Antimicrobial Resistance to Honey
The major problem with most new antibiotics and antimicrobials is the rapid emergence of resistance. It was a matter of years between the discovery of penicillin and subsequent detection of penicillin-resistant microorganisms, and currently emerging bacterial resistance is occurring more rapidly than the development of new antibiotics.[45,46] To date, training experiments using manuka honey have not resulted in the emergence of resistant bacteria.[32,47] One of the reasons this might be is the combined effect of the many different honey components acting additively or synergistically, presenting too many different pressures for resistance to occur. Ordinarily, antibiotic or antimicrobial treatments target a particular process, such as cell wall synthesis, protein transcription or efflux mechanisms, and thus provide a specific evolutionary pressure to which microorganisms can adapt (Figure 2). The multiple targets affected by honey could therefore underpin its potency; affecting too many targets for bacteria to adapt to. Much work has been undertaken to identify the specific components of honeys and perhaps to develop drugs based on these individual constituents in the future; however, in light of the growing evidence describing the versatile action of manuka honey and the fact that this might be the key to preventing the emergence of resistance, this approach might not be best advised.

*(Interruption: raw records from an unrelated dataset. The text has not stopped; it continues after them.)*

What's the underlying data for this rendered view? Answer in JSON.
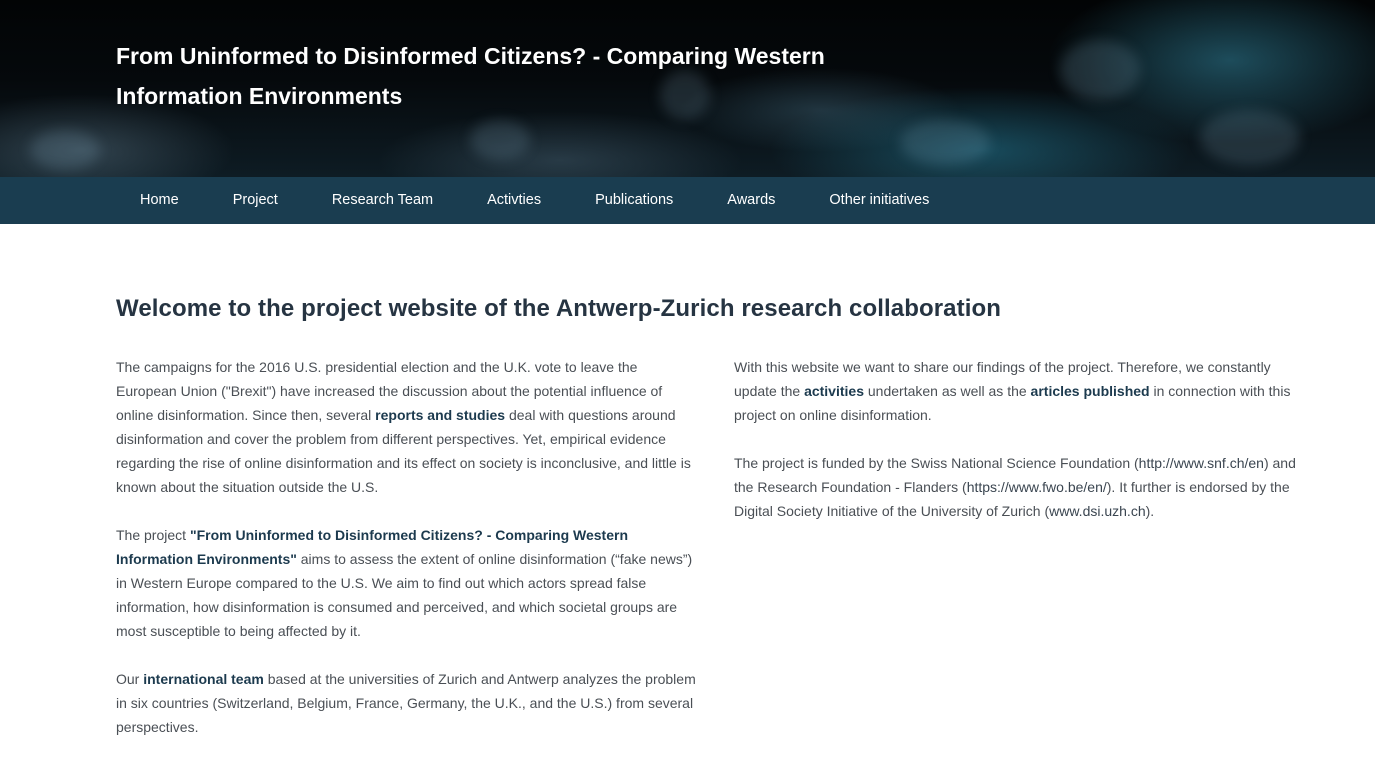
{
  "banner": {
    "title": "From Uninformed to Disinformed Citizens? - Comparing Western Information Environments"
  },
  "nav": {
    "items": [
      "Home",
      "Project",
      "Research Team",
      "Activties",
      "Publications",
      "Awards",
      "Other initiatives"
    ]
  },
  "main": {
    "title": "Welcome to the project website of the Antwerp-Zurich research collaboration",
    "left": {
      "p1_a": "The campaigns for the 2016 U.S. presidential election and the U.K. vote to leave the European Union (\"Brexit\") have increased the discussion about the potential influence of online disinformation. Since then, several ",
      "p1_link": "reports and studies",
      "p1_b": " deal with questions around disinformation and cover the problem from different perspectives. Yet, empirical evidence regarding the rise of online disinformation and its effect on society is inconclusive, and little is known about the situation outside the U.S.",
      "p2_a": "The project ",
      "p2_bold": "\"From Uninformed to Disinformed Citizens? - Comparing Western Information Environments\"",
      "p2_b": " aims to assess the extent of online disinformation (“fake news”) in Western Europe compared to the U.S. We aim to find out which actors spread false information, how disinformation is consumed and perceived, and which societal groups are most susceptible to being affected by it.",
      "p3_a": "Our ",
      "p3_link": "international team",
      "p3_b": " based at the universities of Zurich and Antwerp analyzes the problem in six countries (Switzerland, Belgium, France, Germany, the U.K., and the U.S.) from several perspectives."
    },
    "right": {
      "p1_a": "With this website we want to share our findings of the project. Therefore, we constantly update the ",
      "p1_link1": "activities",
      "p1_b": " undertaken as well as the ",
      "p1_link2": "articles published",
      "p1_c": " in connection with this project on online disinformation.",
      "p2_a": "The project is funded by the Swiss National Science Foundation (",
      "p2_link1": "http://www.snf.ch/en",
      "p2_b": ") and the Research Foundation - Flanders (",
      "p2_link2": "https://www.fwo.be/en/",
      "p2_c": "). It further is endorsed by the Digital Society Initiative of the University of Zurich (",
      "p2_link3": "www.dsi.uzh.ch",
      "p2_d": ")."
    }
  }
}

There have been concerted efforts to find novel antimicrobial therapies to combat the antibiotic crisis and there are studies showing that there are several natural products such as gallocatechins and curcuminoids that can enhance the action of currently used antibiotics.[48,49] It is feasible that as well as being an antimicrobial agent in its own right, honey could have the potential to be administered in combination with currently used antibiotics to improve their activity. Manuka honey acts synergistically with several antibiotics reducing the dose of antibiotics required to inhibit bacterial growth. Specifically, the synergistic action of manuka honey and oxacillin resensitizes MRSA to oxacillin treatment in vitro. Chequerboard assays were also used to demonstrate synergy between manuka honey and rifampicin, imipenem, mupriocin or tetracycline against S. aureus); in addition to synergy between manuka honey and rifampicin, tetracycline or colistin against P. aeruginosa. While these studies were only conducted in vitro (there are currently no in vivo data or clinical trials supporting these data) it is possible that they could eventually be translated into clinical practice to reduce doses for treatment and if resensitization is common, could allow the reintroduction of antibiotics to which there are currently high levels of resistance.
Future Microbiol. 2013;8(11):1419-1429. © 2013 Future Medicine Ltd.